It's where I spent Thanksgiving, 1998, with friends I don't see much any more, but still hold close in my heart, because they are friends who have known my husband longer than I have.

It's where I baked a pumpkin pie from scratch when I was six months pregnant with my firstborn for previously mentioned Thanksgiving dinner.

It's where we passed the Summer Solstice of 2009, after I had just finished a year's worth of cancer hell. (pics above)

It's where the latest log book now holds entries from my sons.

It's where, during Spring Break of 2010, we froze our butts off at night, skied while the world was advesperating, and tried to forget (for a little while) about all the life changes coming our way very, very soon. (pics below)

spring break, '10:










video

It's where, next summer, we will return with fishing gear, and the boys will catch some trout while I rest on a log beside Cliff Lake and do nothing but watch and listen to them.

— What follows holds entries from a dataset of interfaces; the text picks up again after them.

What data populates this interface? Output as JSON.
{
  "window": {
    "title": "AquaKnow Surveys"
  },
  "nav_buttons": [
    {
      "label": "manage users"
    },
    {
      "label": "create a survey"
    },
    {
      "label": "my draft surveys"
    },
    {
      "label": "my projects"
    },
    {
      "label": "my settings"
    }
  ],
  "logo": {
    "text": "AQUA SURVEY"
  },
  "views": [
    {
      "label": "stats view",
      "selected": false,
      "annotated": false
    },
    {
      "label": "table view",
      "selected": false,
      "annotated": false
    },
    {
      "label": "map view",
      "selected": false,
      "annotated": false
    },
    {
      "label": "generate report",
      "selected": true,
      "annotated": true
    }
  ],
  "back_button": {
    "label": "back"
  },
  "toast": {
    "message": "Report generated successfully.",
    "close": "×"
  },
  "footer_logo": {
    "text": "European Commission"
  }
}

Thursday, March 18, 2010

live blogging of the irish soda bread

12:51: Oven preheating at 425. Cast iron skillet oiled and warming in oven.



12:55 pm: Assemble ingredients, mindfully recollecting the recipe from yesterday so I don't have to look it up. Three cups flour, 1 t. baking soda, 1 t. salt, 1 1/2 cups buttermilk. That's it, really. The recipe is so simple even a home ec. teacher could teach adolescents to bake it.



Here's what I look at while getting everything ready:


I stare for awhile at the watercolor of our house that Cheryl painted, and I feel nostalgic for something I haven't even left yet.

12:56: Detect the odor of lightly burning oil. Take skillet out of oven and set on top of stove. Note that oven isn't yet preheated.

12:58: Dance a little in the kitchen to Blue Plate Special, which I normally don't like, but am kind of in the mood for right now. Plus, I do like the sound of Jeff Bieri's voice.

12:59: Wash hands. Dry them on a clean towel. Throw towel over right shoulder with left hand, and wish once again that I possessed an apron. Think once again about sewing one. Excited to bring out Grandma's sewing machine table once we move a bunch of stuff out of our house. Realize the moment I start typing this that I've gotten computer keyboard germs all over my hands. Shit! No more live blogging until bread is in the oven!

1:01: Wash hands again. Accidentally dry them on the old towels. Throw old towels in laundry. Wash hands again.

1:19: I look up at the digital clock to see what time it is, and it says 1:19. I realize that I failed to start the timer (after taking the picture of it), and instead, turned it off. Reset timer for 30 minutes, remembering that yesterday I cooked it a little less than the prescribed 35 minutes anyway.

Here's what happened between 1:01 and 1:19:

Measured flour carefully. Dismayed to find that I didn't have much Mountain Mama white pastry flour left, so it winds up being about a half white/half whole wheat mixture.

Added the teaspoon (plus a little extra 'cause I like it) salt. Marina turned me on to this gray sea salt:



Added the teaspoon (minus a little for high altitude) of baking soda.




Stirred it up and dug a hole in the center. Only had one cup of buttermilk; no worries-substituted a little plain yogurt and milk.



Poured buttermilk/yogurt/milk mixture into the flour/salt/soda crater. Mixed just until moist. Turned out onto floured board and kneaded gently a few times. Formed the dough into a ball in my hands, and placed it prayerfully in the receiving skillet. Pressed the dough ball into a giant, fat pancake.



Cut the pancake into quarters, and placed it into preheated oven.

Set timer for 35 minutes.

1:42: Waiting not-so-patiently, with butter and jam, and reading this. Then I start reading this, and begin to rethink my decision to take cooking out of my curriculum for next year. Cooking is science and history and math and a whole lot of other things, all in one.

Monday, March 1, 2010